PROBLEM:
The reply has to contain each record exactly as written.

PROVIDED MATERIAL:

□ □ □ □ □ □ □

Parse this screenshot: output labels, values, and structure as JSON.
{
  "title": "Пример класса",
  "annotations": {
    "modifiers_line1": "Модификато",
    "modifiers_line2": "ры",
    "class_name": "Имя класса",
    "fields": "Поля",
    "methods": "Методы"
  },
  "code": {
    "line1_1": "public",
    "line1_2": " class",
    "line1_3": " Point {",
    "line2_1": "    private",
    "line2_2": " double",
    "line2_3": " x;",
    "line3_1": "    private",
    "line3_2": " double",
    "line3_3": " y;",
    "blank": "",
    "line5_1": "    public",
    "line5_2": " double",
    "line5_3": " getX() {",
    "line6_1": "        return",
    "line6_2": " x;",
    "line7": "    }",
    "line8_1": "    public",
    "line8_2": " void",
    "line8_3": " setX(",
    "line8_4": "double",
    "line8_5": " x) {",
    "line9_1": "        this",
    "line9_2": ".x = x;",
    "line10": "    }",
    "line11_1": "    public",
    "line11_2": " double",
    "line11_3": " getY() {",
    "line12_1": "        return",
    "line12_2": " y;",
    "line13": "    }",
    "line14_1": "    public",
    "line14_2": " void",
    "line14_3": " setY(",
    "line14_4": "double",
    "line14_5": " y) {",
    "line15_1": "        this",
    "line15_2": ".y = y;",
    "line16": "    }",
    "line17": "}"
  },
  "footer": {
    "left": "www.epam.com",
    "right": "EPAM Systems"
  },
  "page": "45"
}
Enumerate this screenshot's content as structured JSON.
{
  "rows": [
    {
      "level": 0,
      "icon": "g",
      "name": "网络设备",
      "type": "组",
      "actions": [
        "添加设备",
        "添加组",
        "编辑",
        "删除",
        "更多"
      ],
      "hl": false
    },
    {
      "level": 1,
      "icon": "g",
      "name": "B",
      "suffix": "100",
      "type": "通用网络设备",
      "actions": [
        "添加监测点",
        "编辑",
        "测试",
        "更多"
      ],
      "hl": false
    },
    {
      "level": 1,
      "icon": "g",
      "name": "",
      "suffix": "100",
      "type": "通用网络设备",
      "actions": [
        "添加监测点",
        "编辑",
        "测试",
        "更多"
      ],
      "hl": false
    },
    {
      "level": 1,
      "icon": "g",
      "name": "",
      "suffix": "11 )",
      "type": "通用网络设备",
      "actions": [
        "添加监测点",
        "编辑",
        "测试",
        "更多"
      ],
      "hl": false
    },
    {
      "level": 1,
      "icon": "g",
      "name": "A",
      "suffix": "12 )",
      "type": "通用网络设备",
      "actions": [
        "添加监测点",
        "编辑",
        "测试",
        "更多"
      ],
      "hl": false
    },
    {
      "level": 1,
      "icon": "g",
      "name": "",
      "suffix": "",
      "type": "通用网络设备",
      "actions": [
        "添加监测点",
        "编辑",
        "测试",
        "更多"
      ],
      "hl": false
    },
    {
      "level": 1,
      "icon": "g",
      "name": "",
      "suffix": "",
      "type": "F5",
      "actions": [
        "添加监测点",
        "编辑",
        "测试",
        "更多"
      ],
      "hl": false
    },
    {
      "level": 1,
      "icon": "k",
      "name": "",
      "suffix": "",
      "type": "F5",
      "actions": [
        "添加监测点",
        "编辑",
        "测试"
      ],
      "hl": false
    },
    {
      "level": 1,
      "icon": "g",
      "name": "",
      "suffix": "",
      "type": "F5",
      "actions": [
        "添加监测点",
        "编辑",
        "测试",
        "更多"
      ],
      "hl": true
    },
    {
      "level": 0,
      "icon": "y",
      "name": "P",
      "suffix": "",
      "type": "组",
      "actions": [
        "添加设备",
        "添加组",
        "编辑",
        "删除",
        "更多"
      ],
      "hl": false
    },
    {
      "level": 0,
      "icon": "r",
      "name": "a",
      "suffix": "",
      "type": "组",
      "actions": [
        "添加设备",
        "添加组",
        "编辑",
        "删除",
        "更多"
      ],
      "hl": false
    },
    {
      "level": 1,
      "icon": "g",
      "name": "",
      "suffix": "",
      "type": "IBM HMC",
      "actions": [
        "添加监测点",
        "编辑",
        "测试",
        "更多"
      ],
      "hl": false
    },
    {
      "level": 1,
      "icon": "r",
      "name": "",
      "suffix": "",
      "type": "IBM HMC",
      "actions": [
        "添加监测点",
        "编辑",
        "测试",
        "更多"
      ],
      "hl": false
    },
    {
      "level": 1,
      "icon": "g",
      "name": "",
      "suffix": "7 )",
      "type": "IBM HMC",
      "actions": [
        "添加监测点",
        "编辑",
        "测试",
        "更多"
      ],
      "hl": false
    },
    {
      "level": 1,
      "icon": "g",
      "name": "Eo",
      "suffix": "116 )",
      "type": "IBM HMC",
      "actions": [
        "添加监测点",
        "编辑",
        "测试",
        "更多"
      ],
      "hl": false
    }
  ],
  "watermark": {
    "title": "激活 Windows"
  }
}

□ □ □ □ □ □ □

ANSWER TO THIS TASK:
Parse this screenshot: output labels, values, and structure as JSON.
{
  "title": "Пример класса",
  "annotations": {
    "modifiers_line1": "Модификато",
    "modifiers_line2": "ры",
    "class_name": "Имя класса",
    "fields": "Поля",
    "methods": "Методы"
  },
  "code": {
    "line1_1": "public",
    "line1_2": " class",
    "line1_3": " Point {",
    "line2_1": "    private",
    "line2_2": " double",
    "line2_3": " x;",
    "line3_1": "    private",
    "line3_2": " double",
    "line3_3": " y;",
    "blank": "",
    "line5_1": "    public",
    "line5_2": " double",
    "line5_3": " getX() {",
    "line6_1": "        return",
    "line6_2": " x;",
    "line7": "    }",
    "line8_1": "    public",
    "line8_2": " void",
    "line8_3": " setX(",
    "line8_4": "double",
    "line8_5": " x) {",
    "line9_1": "        this",
    "line9_2": ".x = x;",
    "line10": "    }",
    "line11_1": "    public",
    "line11_2": " double",
    "line11_3": " getY() {",
    "line12_1": "        return",
    "line12_2": " y;",
    "line13": "    }",
    "line14_1": "    public",
    "line14_2": " void",
    "line14_3": " setY(",
    "line14_4": "double",
    "line14_5": " y) {",
    "line15_1": "        this",
    "line15_2": ".y = y;",
    "line16": "    }",
    "line17": "}"
  },
  "footer": {
    "left": "www.epam.com",
    "right": "EPAM Systems"
  },
  "page": "45"
}
Enumerate this screenshot's content as structured JSON.
{
  "rows": [
    {
      "level": 0,
      "icon": "g",
      "name": "网络设备",
      "type": "组",
      "actions": [
        "添加设备",
        "添加组",
        "编辑",
        "删除",
        "更多"
      ],
      "hl": false
    },
    {
      "level": 1,
      "icon": "g",
      "name": "B",
      "suffix": "100",
      "type": "通用网络设备",
      "actions": [
        "添加监测点",
        "编辑",
        "测试",
        "更多"
      ],
      "hl": false
    },
    {
      "level": 1,
      "icon": "g",
      "name": "",
      "suffix": "100",
      "type": "通用网络设备",
      "actions": [
        "添加监测点",
        "编辑",
        "测试",
        "更多"
      ],
      "hl": false
    },
    {
      "level": 1,
      "icon": "g",
      "name": "",
      "suffix": "11 )",
      "type": "通用网络设备",
      "actions": [
        "添加监测点",
        "编辑",
        "测试",
        "更多"
      ],
      "hl": false
    },
    {
      "level": 1,
      "icon": "g",
      "name": "A",
      "suffix": "12 )",
      "type": "通用网络设备",
      "actions": [
        "添加监测点",
        "编辑",
        "测试",
        "更多"
      ],
      "hl": false
    },
    {
      "level": 1,
      "icon": "g",
      "name": "",
      "suffix": "",
      "type": "通用网络设备",
      "actions": [
        "添加监测点",
        "编辑",
        "测试",
        "更多"
      ],
      "hl": false
    },
    {
      "level": 1,
      "icon": "g",
      "name": "",
      "suffix": "",
      "type": "F5",
      "actions": [
        "添加监测点",
        "编辑",
        "测试",
        "更多"
      ],
      "hl": false
    },
    {
      "level": 1,
      "icon": "k",
      "name": "",
      "suffix": "",
      "type": "F5",
      "actions": [
        "添加监测点",
        "编辑",
        "测试"
      ],
      "hl": false
    },
    {
      "level": 1,
      "icon": "g",
      "name": "",
      "suffix": "",
      "type": "F5",
      "actions": [
        "添加监测点",
        "编辑",
        "测试",
        "更多"
      ],
      "hl": true
    },
    {
      "level": 0,
      "icon": "y",
      "name": "P",
      "suffix": "",
      "type": "组",
      "actions": [
        "添加设备",
        "添加组",
        "编辑",
        "删除",
        "更多"
      ],
      "hl": false
    },
    {
      "level": 0,
      "icon": "r",
      "name": "a",
      "suffix": "",
      "type": "组",
      "actions": [
        "添加设备",
        "添加组",
        "编辑",
        "删除",
        "更多"
      ],
      "hl": false
    },
    {
      "level": 1,
      "icon": "g",
      "name": "",
      "suffix": "",
      "type": "IBM HMC",
      "actions": [
        "添加监测点",
        "编辑",
        "测试",
        "更多"
      ],
      "hl": false
    },
    {
      "level": 1,
      "icon": "r",
      "name": "",
      "suffix": "",
      "type": "IBM HMC",
      "actions": [
        "添加监测点",
        "编辑",
        "测试",
        "更多"
      ],
      "hl": false
    },
    {
      "level": 1,
      "icon": "g",
      "name": "",
      "suffix": "7 )",
      "type": "IBM HMC",
      "actions": [
        "添加监测点",
        "编辑",
        "测试",
        "更多"
      ],
      "hl": false
    },
    {
      "level": 1,
      "icon": "g",
      "name": "Eo",
      "suffix": "116 )",
      "type": "IBM HMC",
      "actions": [
        "添加监测点",
        "编辑",
        "测试",
        "更多"
      ],
      "hl": false
    }
  ],
  "watermark": {
    "title": "激活 Windows"
  }
}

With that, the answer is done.